Introduction to Proofs, Vector Calculus, Modern Algebra, Advanced Calculus, Introduction to Numerical Analysis
My field of study is traditional mathematics but I also studied some economics while at Virginia Tech. Economics is extremely math oriented as it deals with supply and demand right from Econ 101. In my first economics class at VT, I was a note-taker and learned the information very thoroughly because of that. I went on to take some Calculus based Economics courses which were very insightful. I have been studying relationships between supply, demand, and pricing for years with my small business and with the stock market. While it is not always necessary, I tend to show economics examples to students whom I tutor Calculus.
My first geometry class was sometime in the early 90s, some 20 years ago. This was my introduction to proof writing and abbreviated arguments such as "side-angle-side" when attempting to show two triangles are similar. In college geometry, the concept was similar, but the approach was with functions, using the sides of the triangles as independent variables for these functions, to obtain a consistent ratio between each function. The latter part is much less intuitive, however learning the advanced method has made high school level geometry somewhat trivial.
Additionally, I have extensive experience with the types of geometry problems that appear on exams such as the SAT, AP Calculus, and ACT.
Furthermore, trigonometry is a topic that immediately follows geometry as a natural progression in mathematics. I have a thorough understanding in this field of mathematics, which aids to my understanding of geometry as a whole.
While at Virginia Tech, I took several Linear Algebra based courses. Linear Algebra, Intermediate Linear Algebra, Modern Algebra, Differential Equations, and Intro to Numerical Analysis were all classes which dealt heavily with matrix theory and the algebra of simultaneous equations. These classes ranged from topics of basic understanding of matrices, to matrix operations, to solutions to systems, and applying these concepts in classes like Differential Equations with eigenvectors and eigenvalues. I have some experience tutoring in row reduction, matrix multiplication, and solving for inverse matrices.
Pre-Algebra is an introduction to equations and expands beyond basic arithmetic. It provides a mastery for arithmetic while preparing the student for equation writing.
Subjects that I teach in Pre-Algebra include (but are not limited to): the real number line, integers, negative numbers, order of operations, exponents, factorization of numbers, fractions, decimals, arithmetic properties, and basic geometric formulas.
Pre-Calculus is a course that requires a student to have a knowledge of Geometry, Trigonometry and advanced Algebra, all in order to be prepared for Calculus. The majority of my experience with students has been with Pre-Calculus and Calculus, and I have a very thorough understanding of what is needed to succeed.
Subjects I teach to master Pre-Calculus include (but are not limited to): Functions and their graphs, domain and range, slope of lines, equations of lines, completing the square, division of functions (also called synthetic division), roots/zeroes of polynomials, rational functions, logarithms, inverse functions, reflections/symmetries/translations of graphs, summations, sequences, series, permutations, combinations, and mathematical induction.

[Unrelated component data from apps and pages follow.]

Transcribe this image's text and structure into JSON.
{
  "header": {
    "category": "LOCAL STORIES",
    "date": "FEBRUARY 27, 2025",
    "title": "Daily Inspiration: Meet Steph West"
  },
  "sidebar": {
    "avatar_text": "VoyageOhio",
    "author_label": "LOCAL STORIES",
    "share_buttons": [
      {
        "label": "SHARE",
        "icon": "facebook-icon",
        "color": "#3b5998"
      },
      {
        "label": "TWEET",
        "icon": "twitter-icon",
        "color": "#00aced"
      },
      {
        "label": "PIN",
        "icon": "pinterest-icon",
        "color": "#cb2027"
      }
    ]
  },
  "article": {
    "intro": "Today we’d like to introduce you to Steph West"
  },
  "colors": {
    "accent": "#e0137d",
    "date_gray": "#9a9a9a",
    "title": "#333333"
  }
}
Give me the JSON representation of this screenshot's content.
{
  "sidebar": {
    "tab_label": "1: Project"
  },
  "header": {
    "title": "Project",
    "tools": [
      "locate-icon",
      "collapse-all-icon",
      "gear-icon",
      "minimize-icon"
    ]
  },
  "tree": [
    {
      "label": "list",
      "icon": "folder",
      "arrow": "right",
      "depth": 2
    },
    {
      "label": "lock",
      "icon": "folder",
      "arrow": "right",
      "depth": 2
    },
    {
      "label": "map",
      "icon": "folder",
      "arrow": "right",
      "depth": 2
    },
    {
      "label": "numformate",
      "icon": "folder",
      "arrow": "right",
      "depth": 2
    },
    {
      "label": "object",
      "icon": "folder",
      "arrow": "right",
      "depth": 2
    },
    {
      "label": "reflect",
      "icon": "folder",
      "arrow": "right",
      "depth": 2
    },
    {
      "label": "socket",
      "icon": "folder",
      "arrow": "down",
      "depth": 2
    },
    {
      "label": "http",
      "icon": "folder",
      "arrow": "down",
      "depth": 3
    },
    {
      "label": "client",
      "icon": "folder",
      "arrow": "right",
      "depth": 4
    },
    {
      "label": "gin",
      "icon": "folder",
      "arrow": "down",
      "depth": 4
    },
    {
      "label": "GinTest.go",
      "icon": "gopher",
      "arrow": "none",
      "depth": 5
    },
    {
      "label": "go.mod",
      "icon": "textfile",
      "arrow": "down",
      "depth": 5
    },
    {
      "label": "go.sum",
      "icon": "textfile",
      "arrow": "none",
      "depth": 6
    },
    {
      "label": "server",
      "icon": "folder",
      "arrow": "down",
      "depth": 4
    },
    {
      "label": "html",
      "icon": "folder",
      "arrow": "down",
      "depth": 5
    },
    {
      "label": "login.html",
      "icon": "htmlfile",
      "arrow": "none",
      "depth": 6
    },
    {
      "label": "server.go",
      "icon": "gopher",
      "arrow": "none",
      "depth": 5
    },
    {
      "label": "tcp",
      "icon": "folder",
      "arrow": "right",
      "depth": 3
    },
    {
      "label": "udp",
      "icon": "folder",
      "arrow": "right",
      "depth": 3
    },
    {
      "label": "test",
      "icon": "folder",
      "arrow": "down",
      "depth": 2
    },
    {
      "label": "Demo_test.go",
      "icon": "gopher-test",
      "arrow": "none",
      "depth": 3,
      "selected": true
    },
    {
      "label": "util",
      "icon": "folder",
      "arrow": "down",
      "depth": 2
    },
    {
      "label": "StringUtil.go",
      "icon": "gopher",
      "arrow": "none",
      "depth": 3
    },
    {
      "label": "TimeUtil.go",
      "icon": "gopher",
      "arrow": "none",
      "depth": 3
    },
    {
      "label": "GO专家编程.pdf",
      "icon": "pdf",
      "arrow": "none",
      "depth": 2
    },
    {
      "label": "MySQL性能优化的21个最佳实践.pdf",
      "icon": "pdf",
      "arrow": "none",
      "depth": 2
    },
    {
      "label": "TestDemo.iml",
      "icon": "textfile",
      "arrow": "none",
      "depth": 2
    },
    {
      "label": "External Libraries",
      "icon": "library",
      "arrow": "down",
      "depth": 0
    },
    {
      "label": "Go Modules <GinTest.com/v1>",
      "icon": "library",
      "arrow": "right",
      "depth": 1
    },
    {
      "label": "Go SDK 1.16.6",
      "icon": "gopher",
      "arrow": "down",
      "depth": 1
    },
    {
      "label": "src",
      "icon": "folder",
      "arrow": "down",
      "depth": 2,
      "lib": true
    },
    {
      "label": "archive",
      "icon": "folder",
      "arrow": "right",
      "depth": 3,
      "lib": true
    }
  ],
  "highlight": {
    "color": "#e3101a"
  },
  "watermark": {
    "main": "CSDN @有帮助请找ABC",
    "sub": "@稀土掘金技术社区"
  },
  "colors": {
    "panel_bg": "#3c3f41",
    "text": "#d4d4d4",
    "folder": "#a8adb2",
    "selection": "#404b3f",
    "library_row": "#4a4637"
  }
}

Trigonometry is an extension of Geometry and primarily deals with angles and sides of triangles. There are many exams with questions related to this topic, including the SAT, ACT and AP Calculus exams, all of which I have experience with.
Subjects I teach to master Trigonometry include (but are not limited to): Basic trigonometric sine, cosine and tangent functions, inverse functions (cosecant, secant and cotangent), the unit circle, pi, graphs of trigonometric functions, trigonometric identities, complex numbers, triangle and circle ratios, and common trigonometric values (multiples of 30 degrees and 45 degrees).